You’d really like to agree with him, because where he’s concerned, it really will never change. But if you do, you just invited him into your head space and it only goes down from there. There’s no upside to his poker play. He’s miserable. He swears the only place he ever loses is at Bellagio. So…what the hell is he doing playing there?


Archie K. was playing $30-$60 Holdem tonight. When he’s on the up rush, he’s playing pretty damn high and his attitude is much different. When he’s taking beats in high limit, he’s absolutely no fun to do deal to.
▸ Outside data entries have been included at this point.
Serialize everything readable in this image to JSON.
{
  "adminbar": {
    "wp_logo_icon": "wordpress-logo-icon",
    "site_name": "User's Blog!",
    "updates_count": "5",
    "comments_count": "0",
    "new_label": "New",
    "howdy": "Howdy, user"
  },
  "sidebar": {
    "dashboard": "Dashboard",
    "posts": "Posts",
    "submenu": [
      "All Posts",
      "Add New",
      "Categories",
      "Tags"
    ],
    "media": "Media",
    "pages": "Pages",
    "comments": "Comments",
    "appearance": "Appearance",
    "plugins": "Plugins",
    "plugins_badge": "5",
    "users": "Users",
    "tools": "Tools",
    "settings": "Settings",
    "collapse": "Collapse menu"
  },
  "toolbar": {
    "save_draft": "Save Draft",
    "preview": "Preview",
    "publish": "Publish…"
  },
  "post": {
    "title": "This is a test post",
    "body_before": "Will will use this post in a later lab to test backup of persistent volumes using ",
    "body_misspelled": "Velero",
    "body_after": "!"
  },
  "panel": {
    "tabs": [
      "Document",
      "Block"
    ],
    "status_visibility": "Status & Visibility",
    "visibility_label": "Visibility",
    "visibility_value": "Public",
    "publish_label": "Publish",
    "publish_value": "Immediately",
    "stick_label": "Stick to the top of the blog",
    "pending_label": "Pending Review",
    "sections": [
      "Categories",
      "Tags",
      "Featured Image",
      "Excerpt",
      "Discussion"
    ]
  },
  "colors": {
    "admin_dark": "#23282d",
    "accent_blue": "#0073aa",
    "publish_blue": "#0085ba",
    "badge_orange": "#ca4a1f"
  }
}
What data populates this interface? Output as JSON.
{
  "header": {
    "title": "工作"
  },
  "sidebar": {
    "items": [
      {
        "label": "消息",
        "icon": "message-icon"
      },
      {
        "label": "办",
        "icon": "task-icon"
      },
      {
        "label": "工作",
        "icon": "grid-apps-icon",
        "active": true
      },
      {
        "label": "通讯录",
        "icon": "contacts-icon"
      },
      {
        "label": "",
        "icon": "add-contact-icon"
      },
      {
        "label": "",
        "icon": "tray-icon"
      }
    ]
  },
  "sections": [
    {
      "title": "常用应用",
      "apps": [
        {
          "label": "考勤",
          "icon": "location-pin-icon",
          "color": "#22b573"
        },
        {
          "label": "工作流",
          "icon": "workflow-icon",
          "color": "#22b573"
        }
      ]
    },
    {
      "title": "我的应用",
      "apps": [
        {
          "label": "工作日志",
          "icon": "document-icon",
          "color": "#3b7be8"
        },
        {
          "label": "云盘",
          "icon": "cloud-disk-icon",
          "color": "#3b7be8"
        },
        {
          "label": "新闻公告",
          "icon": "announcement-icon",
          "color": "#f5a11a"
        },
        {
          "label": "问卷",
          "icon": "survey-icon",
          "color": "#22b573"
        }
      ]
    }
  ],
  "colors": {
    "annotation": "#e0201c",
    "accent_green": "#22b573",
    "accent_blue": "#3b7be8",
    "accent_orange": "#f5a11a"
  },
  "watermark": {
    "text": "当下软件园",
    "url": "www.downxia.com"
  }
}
Tonight he was quiet and played more like a calling station than the Archie most of us know that has chips blazing from both hands when he’s on a roll. He went broke in one hand and bought in just a little short of the buy-in requirements. One short buy-in is allowed in all games over $10-$20 limit and it must be half of the minimum buy-in. He played a few hands and picked up the few chips he had left and walked away. Who is he? He’s the guy that ran $10,000 in to over $30,000,000 in ’94. Read about him in the People in Poker section.

This post is done by Chanzes – during the time period that I took a break from posting in the Diary.

Wednesday, March 05, 2003

My poker theory: 1) It’s a war out there. 2) Never surrender, never give up, never let them see you bleed. 3) Read all the books you can and listen to everyone talk about poker but be prepared to throw it all out the window and adjust your speed to play your best game…after all, you’re not playing against a field of computer programs or book readers, you’re playing against a field that’s based on human emotions and reasoning. 4) When you can’t handle the heat, just leave damn it! Before you make yourself look bad. 5) Never take a beat personally. If they are specifically trying to beat you, you have the best of it by far. 6) Always have enough ammo in front of you to defend your position. 7) If you think you’re the best qualified at the table to take home the chips, and you’re alert, and playing your ‘A’ game, stay and play. If you don’t, pick up your ammo and depart rapidly, run for the nearest exit because there will always be another day.


Get ready to rumble, rock and roll, prepare to play, for Bellagio has three tournaments planned this year. The first is the Five-Star World Poker Classic set to kick off with Satellites on March 31st. The tournaments begin on April 2nd with Limit Holdem. Info will be posted on this soon on the Bellagio Tournament page.

The second tournament is the Festa al Lago Poker Tournament which begins on June 21st with Satellites and the tournaments starting June 23 with No Limit Holdem.

The third tournament is the second Five Diamond World Poker Classic which starts November 29 with Satellites and the tournaments starting December 1st with No Limit Holdem. You’d better be here! If you aren’t you’re missing a great time and opportunity in Bellagio’s move into Tournament Poker. Besides…where else can you have all the social interaction, thrill of poker, poker, poker, cocktails served by the loveliest of lovelies, and rub elbows with all of Poker’s Name Brand Players. GET IN HERE!

This post is done by Chanzes – during the time period that I took a break from posting in the Diary.